I read the “dossier” on the Virginia Tech shooting in my local paper yesterday. There was a whole section on backlash and fears of it or not, mostly from articles reprinted from the American press. It’s funny, (not) but when there was a similar shooting at a college in Montreal last September, no-one mentioned backlash.
The perp there was of South Asian origin, and there was some discussion of how racism and being caught between two cultures might have been difficult for him and set him on the rocky road to gunning down a bunch of people and then himself. However, when backlash was briefly described a week later, it was not in a racial context, but in the form of testimonies from young people in the goth movement, who reported that people looked at them even more warily now (the guy had posted several graphic videos about being some kind of grim reaper on goth-community sites), and some even said they’d been the object of hateful outbursts in the street.
So yesterday morning I thought, “what does that say about American society to even have to ask the question about backlash at all?”

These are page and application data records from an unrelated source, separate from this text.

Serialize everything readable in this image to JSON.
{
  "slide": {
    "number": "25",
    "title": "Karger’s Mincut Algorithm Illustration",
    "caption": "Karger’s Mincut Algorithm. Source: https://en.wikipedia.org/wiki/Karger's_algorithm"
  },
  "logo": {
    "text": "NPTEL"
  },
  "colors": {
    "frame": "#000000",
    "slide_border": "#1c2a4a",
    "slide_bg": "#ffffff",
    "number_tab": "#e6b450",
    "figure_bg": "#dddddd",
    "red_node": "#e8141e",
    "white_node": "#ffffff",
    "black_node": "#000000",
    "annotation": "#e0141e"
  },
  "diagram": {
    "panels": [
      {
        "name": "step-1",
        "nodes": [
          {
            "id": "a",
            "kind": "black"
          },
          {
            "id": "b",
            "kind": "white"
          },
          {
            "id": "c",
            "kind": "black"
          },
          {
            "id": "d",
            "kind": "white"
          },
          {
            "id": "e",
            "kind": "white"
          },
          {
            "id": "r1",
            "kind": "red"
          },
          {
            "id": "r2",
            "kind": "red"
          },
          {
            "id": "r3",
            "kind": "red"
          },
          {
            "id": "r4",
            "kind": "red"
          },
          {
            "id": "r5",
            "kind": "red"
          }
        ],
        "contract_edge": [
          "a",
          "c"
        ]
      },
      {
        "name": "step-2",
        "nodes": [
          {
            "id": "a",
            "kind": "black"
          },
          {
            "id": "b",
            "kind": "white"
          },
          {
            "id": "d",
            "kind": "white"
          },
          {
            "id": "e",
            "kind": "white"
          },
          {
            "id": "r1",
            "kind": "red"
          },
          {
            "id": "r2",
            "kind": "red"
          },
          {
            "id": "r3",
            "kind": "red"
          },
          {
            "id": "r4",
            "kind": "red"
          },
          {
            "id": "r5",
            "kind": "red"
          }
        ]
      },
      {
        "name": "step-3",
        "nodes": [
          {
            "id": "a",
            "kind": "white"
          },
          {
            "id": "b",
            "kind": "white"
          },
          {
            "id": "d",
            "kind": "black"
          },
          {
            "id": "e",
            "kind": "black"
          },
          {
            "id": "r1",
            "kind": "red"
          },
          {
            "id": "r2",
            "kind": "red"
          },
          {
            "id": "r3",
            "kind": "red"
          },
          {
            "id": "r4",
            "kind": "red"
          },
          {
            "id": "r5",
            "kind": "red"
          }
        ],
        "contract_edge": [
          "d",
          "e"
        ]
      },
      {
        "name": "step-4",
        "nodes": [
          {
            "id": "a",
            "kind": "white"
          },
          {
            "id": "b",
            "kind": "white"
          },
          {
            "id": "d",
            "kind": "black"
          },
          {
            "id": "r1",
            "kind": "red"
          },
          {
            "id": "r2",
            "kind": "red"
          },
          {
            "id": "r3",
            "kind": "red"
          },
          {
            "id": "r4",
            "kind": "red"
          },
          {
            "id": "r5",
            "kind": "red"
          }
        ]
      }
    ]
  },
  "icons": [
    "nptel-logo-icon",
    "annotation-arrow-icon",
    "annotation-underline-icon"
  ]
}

I must admit, even though I am not American and not living in the US, I felt sad when I discovered the race of the shooter, which I note was mentioned immediately (much later in the Montreal shooting) and erroneously.
I felt sad because of the “representation dilemma”. When “one of our own” does something reprehensible, we all feel concerned. It is a reality for minorities everywhere.
Perhaps “sad” is not the right word. Feelings of anger and fear, as well as sadness, from Asian people have been mentioned in other blogs (see ricedaddies, reappropriate). I noted anger against Cho seemed prevalent, as if he’d let us all down. Fear that we will be held responsible for his actions abounds.
Perhaps “sad” is the right word – I feel sad that fellow Asians should have to deal with these feelings. And I also feel anger – anger against a society that makes it our problem, and that makes it a “whites against people of colour” problem even though Cho himself was not racially discriminating in whom he shot in cold blood.
I am fortunate that I do not have to feel fear because I do not live in the States, but I am very conscious that my emotions stem from a general feeling of not being safe that is common to many people of colour.
My heart goes out to the families of the victims and to all those who have to deal personally with the aftermath of this tragic event, whether they were actually physically involved or not.